“Time is running out for tens of millions of Yemenis,” the signatories wrote to Barsa. “As we do in challenging environments all over the world, humanitarians have stayed and delivered in Yemen in the midst of complex crises. But our ability to do so now is jeopardized unless the U.S. changes course.” 

The Trump administration cut off refueling support to the Saudi-led coalition fighting in Yemen after facing harsh criticism and threats from Congress to legally bar U.S. military support—though lawmakers were unable to overcome a White House veto.  

The challenges faced by organizations cut off from U.S. aid dollars has been compounded by a U.N.-backed peace process that has failed to generate momentum lately. In July, the world body’s Yemen envoy, Martin Griffiths, warned of a “real risk” that negotiations between the Houthis and the Saudi-led coalition in Yemen could slip away. The so-called Riyadh agreement signed between Saudi Arabia and Emirati-backed southern separatists last year has yet to yield a joint technocratic government. “They [Saudi Arabia] can work on a couple of things at best,” a former U.S. official familiar involved in the talks told Foreign Policy. “The problem is not intention, they only have a few people who are capable.” Efforts to move the peace process forward, the person said, are “forever at the 5-yard line.”

The United States has sought to limit aid to Houthi-controlled areas, fearing that the Iran-linked group could give Tehran another launching pad to fire rockets at Saudi Arabia and other Gulf countries. The Trump administration has considered designating the Houthis a terrorist organization, the Washington Post reported. The move would potentially deny the movement international financing but could deepen the food crisis in areas controlled by the group. Ten new front lines were added to Yemen’s battlefield between January and July—leaving more parts of the country increasingly vulnerable to hunger. 

“The biggest risk is how far the U.S. is willing to go to show it’s tough on Iran and the impact it would have on vulnerable families in Yemen,” said one humanitarian aid worker, who spoke to Foreign Policy on the condition of anonymity. 

“The more this is seen as purely a U.S. decision to punish the Houthis, the more that puts the optics on U.S. NGOs as pawns in that broader game.”

Jack Detsch is Foreign Policy’s Pentagon and national security reporter. Twitter: @JackDetsch
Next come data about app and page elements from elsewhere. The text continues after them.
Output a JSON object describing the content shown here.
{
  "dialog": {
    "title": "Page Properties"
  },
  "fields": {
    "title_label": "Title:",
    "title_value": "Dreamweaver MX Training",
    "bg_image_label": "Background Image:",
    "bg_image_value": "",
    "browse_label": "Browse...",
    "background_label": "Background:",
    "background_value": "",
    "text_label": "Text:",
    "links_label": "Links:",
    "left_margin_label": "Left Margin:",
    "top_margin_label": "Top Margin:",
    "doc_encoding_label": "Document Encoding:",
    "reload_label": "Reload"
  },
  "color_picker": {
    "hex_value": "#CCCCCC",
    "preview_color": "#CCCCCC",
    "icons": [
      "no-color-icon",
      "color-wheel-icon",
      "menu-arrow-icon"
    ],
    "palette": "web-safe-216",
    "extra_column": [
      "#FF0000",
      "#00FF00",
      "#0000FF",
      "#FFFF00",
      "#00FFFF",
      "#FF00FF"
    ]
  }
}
Robbie Gramer is a diplomacy and national security reporter at Foreign Policy. Twitter: @RobbieGramer

Allison Meakem is an editorial fellow at Foreign Policy. Twitter: @allisonmeakem